Required action: Write every line of the following listing exactly as it reads.

Extracted records:
※ ※ ※

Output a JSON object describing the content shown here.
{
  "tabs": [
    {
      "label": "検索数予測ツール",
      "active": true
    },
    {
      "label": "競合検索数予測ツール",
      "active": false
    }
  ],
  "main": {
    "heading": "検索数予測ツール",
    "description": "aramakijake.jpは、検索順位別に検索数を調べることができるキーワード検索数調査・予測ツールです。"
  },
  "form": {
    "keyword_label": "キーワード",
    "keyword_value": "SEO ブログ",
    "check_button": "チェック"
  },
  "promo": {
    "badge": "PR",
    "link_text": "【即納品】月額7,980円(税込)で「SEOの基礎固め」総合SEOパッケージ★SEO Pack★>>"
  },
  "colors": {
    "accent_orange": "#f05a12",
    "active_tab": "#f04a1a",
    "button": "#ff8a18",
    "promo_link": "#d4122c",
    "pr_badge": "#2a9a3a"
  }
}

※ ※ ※

Finished task:
Output a JSON object describing the content shown here.
{
  "tabs": [
    {
      "label": "検索数予測ツール",
      "active": true
    },
    {
      "label": "競合検索数予測ツール",
      "active": false
    }
  ],
  "main": {
    "heading": "検索数予測ツール",
    "description": "aramakijake.jpは、検索順位別に検索数を調べることができるキーワード検索数調査・予測ツールです。"
  },
  "form": {
    "keyword_label": "キーワード",
    "keyword_value": "SEO ブログ",
    "check_button": "チェック"
  },
  "promo": {
    "badge": "PR",
    "link_text": "【即納品】月額7,980円(税込)で「SEOの基礎固め」総合SEOパッケージ★SEO Pack★>>"
  },
  "colors": {
    "accent_orange": "#f05a12",
    "active_tab": "#f04a1a",
    "button": "#ff8a18",
    "promo_link": "#d4122c",
    "pr_badge": "#2a9a3a"
  }
}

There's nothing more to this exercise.